The U.K.’s UWO model should be copied and mirrored elsewhere, including in Canada. These are powerful tools in the fight against globalized fraud, corruption and money laundering. Any legislation designed to frustrate those who would use our property and financial systems as safe havens for dirty money stolen from their home nation should be welcomed.
Shifting the burden of proof to a suspect, once it is shown that there are highly suspicious circumstances about the origin of their wealth, enables law enforcement to attack the top echelons of criminality. It may not result in the perpetrators serving a jail sentence, but hitting them in the pocket book can render them fiscally impotent. Such legislation is described as being draconian. And it is.
The U.K. is awash with dubious money, originating for example from former Eastern Bloc oligarchs and African dictators, who know and appreciate that U.K. investments, particularly in London, are safe and likely to increase in value.
The problem of money laundering is endemic. Nowhere is safe. However, one would anticipate that polite and civilized Canada would be a difficult location to invest your ill-gotten gains. Alas — apparently not. In British Columbia, experts have estimated that dirty money bought over U.S. $5 billion in B.C. real estate in 2018.
The same experts have called for the province to consider “stronger oversight of money services businesses and the adoption of unexplained wealth orders, which permit law enforcement officials to seize suspicious assets when owners cannot sufficiently account for the sources of their money.”
The government of B.C. has since responded by announcing the establishment of a public inquiry into money laundering in the province’s economy to “get to the bottom” of how dirty money has seeped into the housing market, the luxury car market and casinos. B.C. Supreme Court Judge Austin F. Cullen has been placed in charge of the inquiry. The judge will have the power to compel witnesses to testify and to order disclosure.
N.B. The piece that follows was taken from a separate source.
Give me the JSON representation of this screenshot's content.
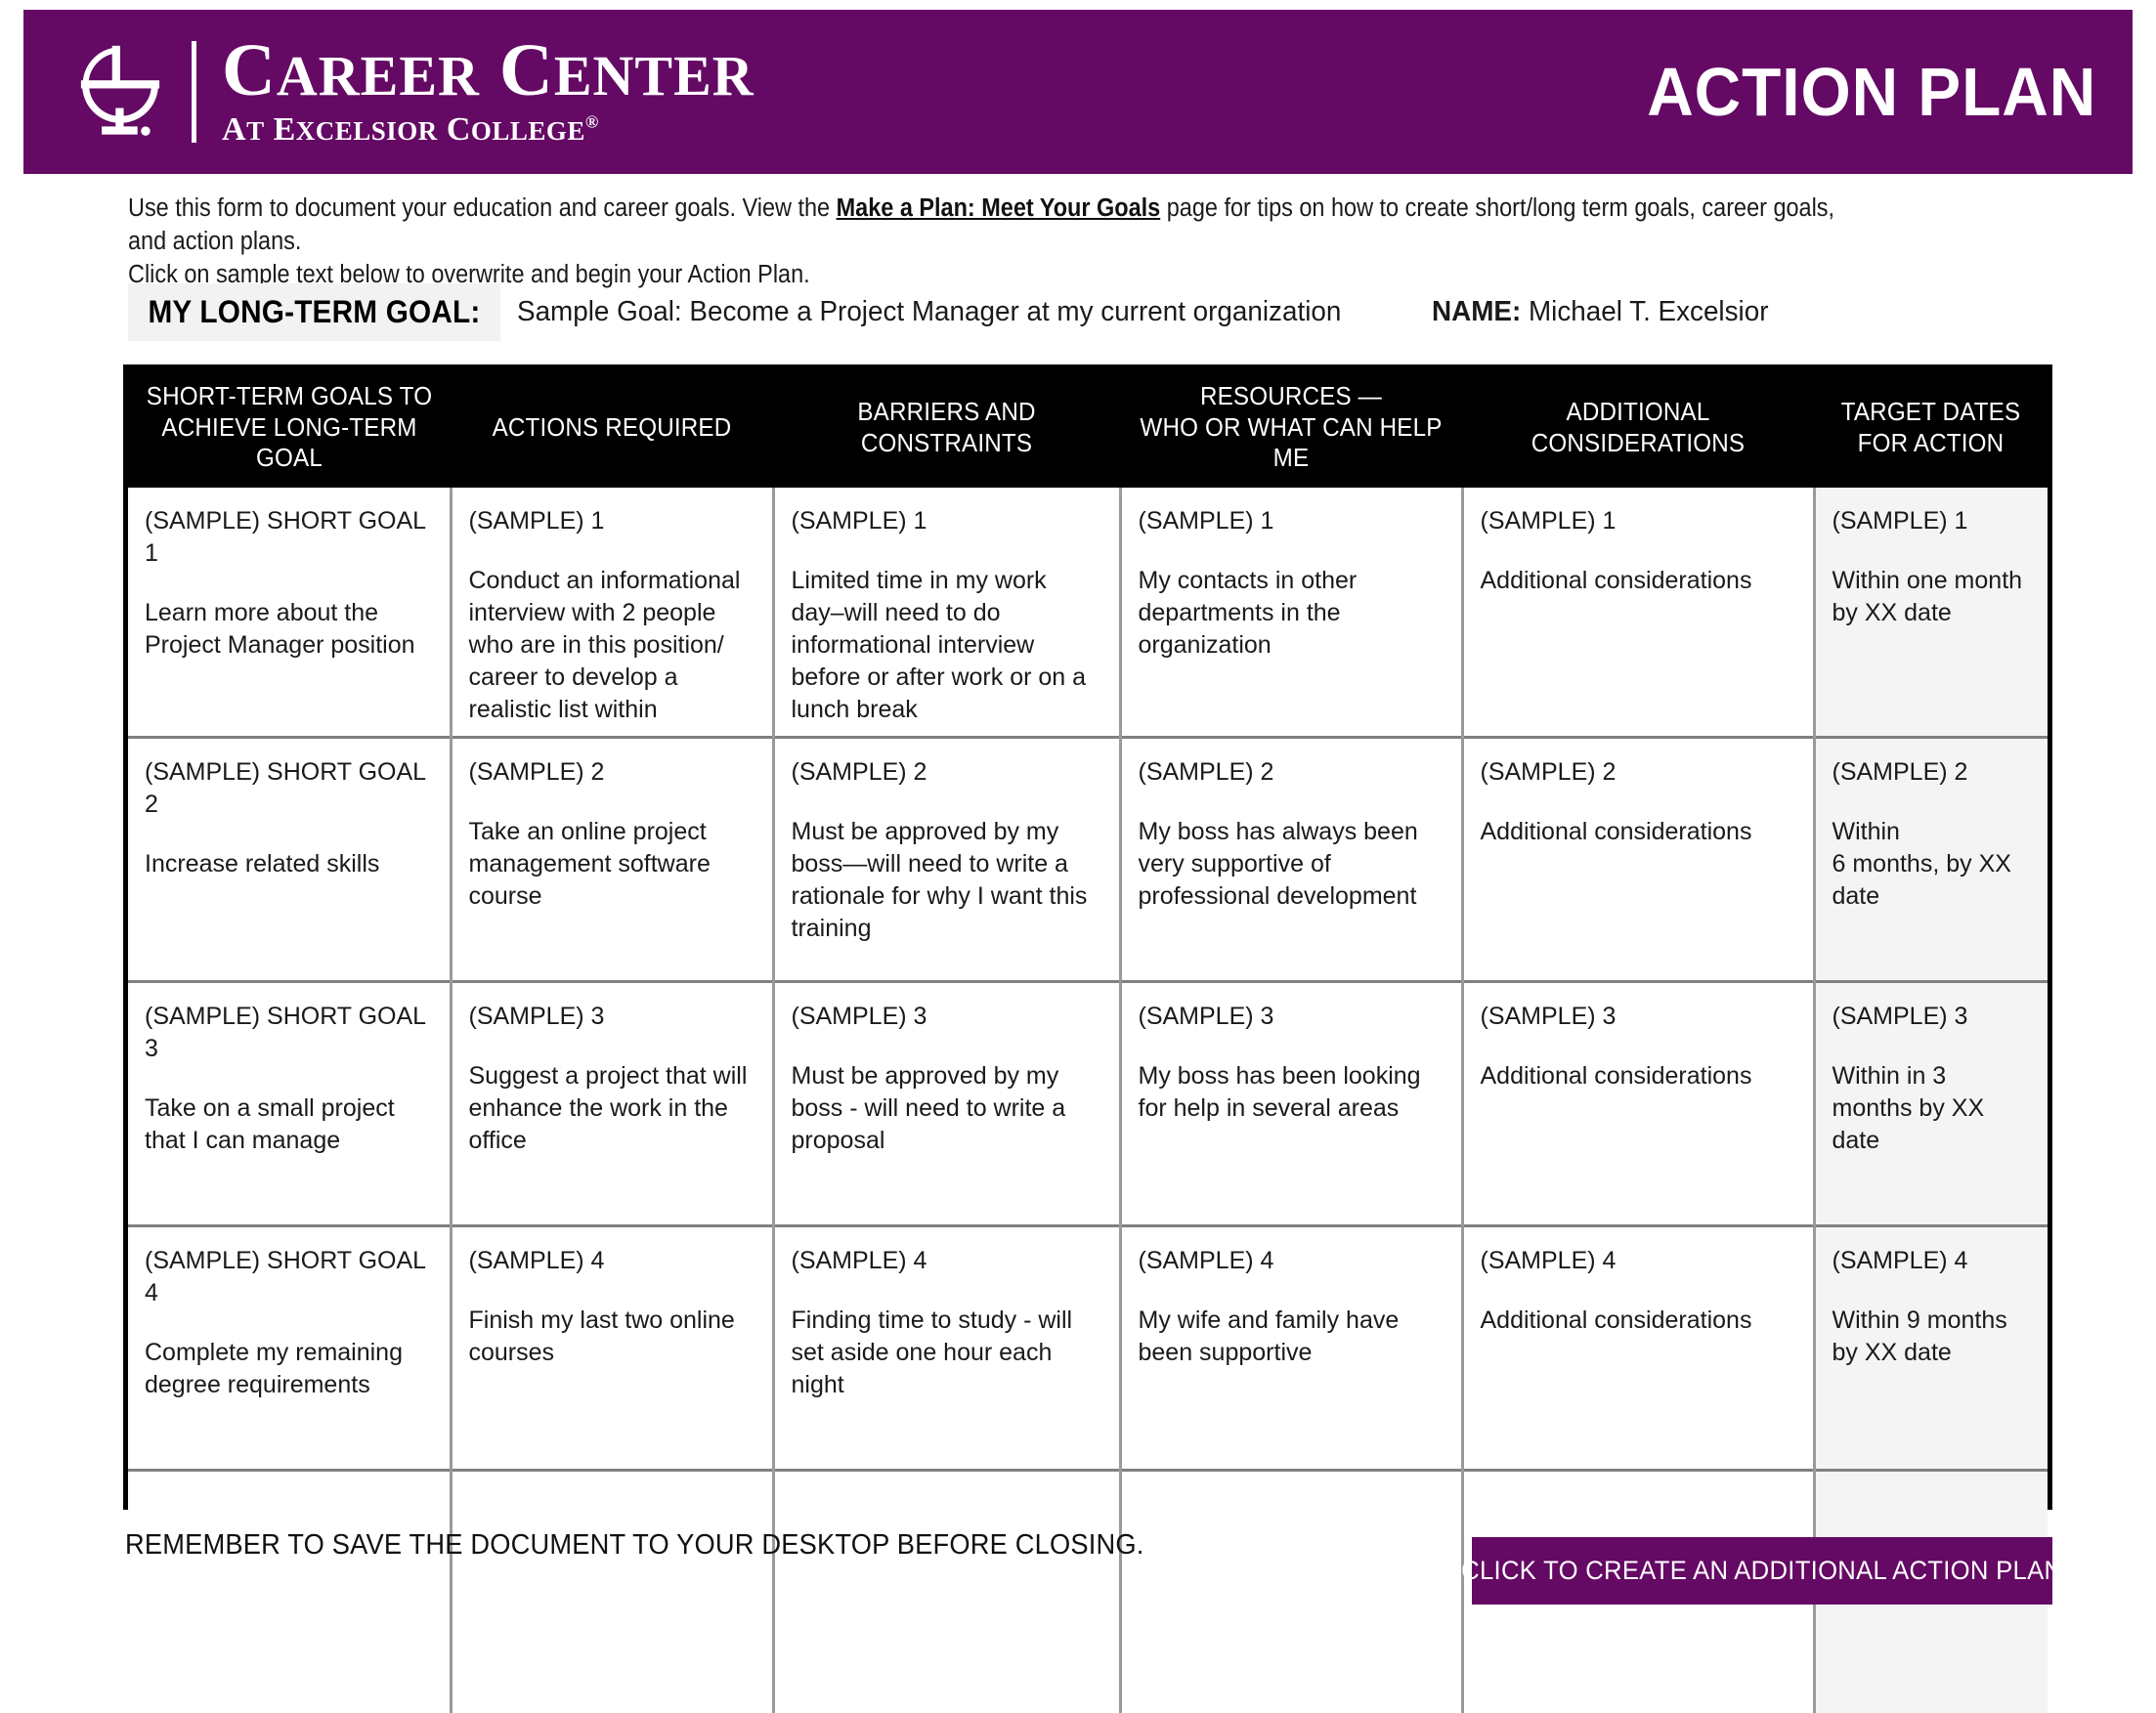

Unsurprisingly, not all are in favour of UWOs. In Canada, Michael Vonn, policy director for the B.C. Civil Liberties Association, said: “I think it’s an incredibly troubling notion. With UWOs, anyone targeted by the government would be required to prove they bought their property using legitimate sources of income. The province wouldn’t need to show any link to criminal activity.”
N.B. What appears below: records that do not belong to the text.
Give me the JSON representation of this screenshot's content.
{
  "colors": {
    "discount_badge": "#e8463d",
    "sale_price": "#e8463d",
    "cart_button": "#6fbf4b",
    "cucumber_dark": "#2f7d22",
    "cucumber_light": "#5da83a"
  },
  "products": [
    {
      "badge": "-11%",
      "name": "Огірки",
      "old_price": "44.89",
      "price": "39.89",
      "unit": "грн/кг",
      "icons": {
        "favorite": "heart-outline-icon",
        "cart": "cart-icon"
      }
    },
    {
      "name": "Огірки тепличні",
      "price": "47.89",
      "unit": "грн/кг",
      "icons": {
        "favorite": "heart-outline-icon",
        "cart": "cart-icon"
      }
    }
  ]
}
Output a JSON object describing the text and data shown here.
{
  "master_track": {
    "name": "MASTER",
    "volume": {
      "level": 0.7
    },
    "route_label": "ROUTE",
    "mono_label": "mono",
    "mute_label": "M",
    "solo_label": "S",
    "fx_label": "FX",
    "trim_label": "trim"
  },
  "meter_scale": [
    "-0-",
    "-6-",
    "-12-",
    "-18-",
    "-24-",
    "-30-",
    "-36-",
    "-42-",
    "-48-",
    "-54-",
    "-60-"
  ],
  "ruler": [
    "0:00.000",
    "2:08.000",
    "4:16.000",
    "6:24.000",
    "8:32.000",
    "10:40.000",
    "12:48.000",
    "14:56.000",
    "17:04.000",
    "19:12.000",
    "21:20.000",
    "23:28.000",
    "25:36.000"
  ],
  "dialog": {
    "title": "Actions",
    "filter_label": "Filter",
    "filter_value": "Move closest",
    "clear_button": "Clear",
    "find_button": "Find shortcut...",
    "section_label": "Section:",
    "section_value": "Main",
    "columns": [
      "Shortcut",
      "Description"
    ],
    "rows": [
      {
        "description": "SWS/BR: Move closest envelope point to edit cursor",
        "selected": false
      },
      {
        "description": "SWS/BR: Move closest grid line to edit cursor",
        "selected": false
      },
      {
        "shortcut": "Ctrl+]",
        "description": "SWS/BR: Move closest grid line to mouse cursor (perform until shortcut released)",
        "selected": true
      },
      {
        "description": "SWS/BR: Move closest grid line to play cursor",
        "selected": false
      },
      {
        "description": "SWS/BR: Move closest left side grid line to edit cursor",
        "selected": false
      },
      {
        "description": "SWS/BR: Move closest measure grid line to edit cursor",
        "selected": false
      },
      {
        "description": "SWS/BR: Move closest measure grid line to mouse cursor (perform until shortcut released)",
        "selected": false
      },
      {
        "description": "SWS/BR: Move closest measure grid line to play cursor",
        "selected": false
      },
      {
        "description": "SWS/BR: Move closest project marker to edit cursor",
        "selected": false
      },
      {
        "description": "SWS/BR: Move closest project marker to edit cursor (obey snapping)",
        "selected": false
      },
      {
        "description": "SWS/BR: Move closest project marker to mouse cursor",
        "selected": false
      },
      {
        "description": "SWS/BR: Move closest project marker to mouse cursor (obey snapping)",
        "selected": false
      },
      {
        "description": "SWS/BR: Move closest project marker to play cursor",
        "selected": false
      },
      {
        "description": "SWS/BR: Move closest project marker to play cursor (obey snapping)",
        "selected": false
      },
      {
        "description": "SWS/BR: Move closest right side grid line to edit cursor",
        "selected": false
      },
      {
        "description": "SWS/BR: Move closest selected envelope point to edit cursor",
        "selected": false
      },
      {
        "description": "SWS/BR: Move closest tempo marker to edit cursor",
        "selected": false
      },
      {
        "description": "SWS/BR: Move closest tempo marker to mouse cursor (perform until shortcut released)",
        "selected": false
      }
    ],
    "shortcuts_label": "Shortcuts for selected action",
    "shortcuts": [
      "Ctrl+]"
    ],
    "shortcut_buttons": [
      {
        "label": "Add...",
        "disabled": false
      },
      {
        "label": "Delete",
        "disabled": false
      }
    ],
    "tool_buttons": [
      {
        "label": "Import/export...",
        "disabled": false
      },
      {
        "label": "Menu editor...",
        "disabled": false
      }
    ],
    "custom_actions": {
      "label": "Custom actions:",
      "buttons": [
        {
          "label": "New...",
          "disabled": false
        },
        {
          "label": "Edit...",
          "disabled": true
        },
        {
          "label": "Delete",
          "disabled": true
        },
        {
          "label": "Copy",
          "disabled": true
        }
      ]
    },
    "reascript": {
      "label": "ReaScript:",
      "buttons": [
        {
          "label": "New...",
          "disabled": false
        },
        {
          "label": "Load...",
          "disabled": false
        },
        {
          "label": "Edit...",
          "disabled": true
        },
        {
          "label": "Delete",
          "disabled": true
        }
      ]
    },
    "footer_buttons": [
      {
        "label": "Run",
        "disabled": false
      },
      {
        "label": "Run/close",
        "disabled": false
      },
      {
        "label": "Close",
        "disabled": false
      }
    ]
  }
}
In Australia where they already have UWOs, some critics have slammed them. Civil Liberties Australia director Rajan Venkataraman wrote: “The reversal of the presumption of innocence has been a hallmark of tyrannical regimes throughout history.”
Clearly civil rights advocates will have their reservations. But how else can we realistically combat this upper echelon of criminality, where cross-border money laundering and corruption investigations take years, and cost millions of dollars to conclude?
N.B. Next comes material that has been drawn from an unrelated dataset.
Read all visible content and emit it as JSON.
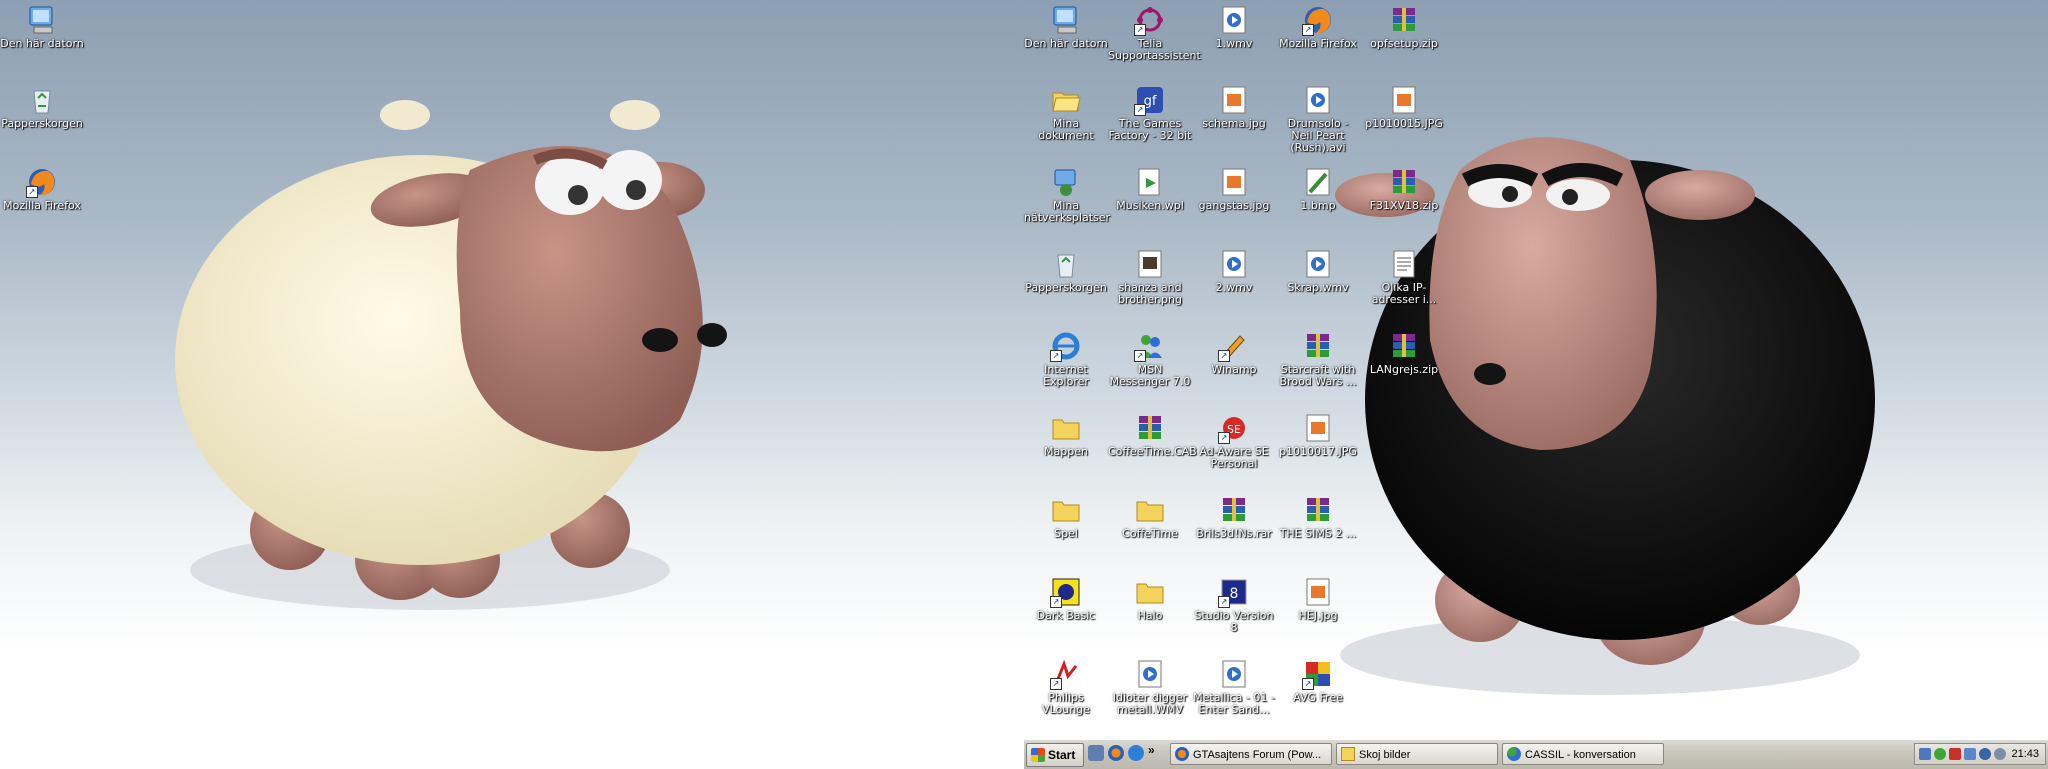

To the critics of UWOs, there is the ancient Roman law maxim: res ipsa loquitur, or “the thing speaks for itself.” If a retired PEP from the PRC had an official public salary of $50,000 per year, and entered public life as a person of modest means, it would be highly suspicious if they were found to own $200 million of office buildings and hotels in Vancouver. Reverse onuses of proof are not new: Canada’s Narcotic Control Act 1961 contained one for trafficking in narcotics. If you were caught with five kilos of cocaine it is reasonable for the law to presume that you are a drug trafficker.
It remains to be seen if the U.K.’s UWOs will prove viable. The early indications are that they will become a major tool in law enforcement’s tool box. Canada should be turning its attention to following suit, perhaps even improving upon their U.K. counterpart’s legislation.
Martin Kenney is managing partner of Martin Kenney & Co., Solicitors, a specialist investigative and asset recovery practice based in the British Virgin Islands. With thanks to Tony McClements, senior investigator at Martin Kenney & Co, for his assistance with this post.
This article originally appeared in The Toronto Star (8th July 2019)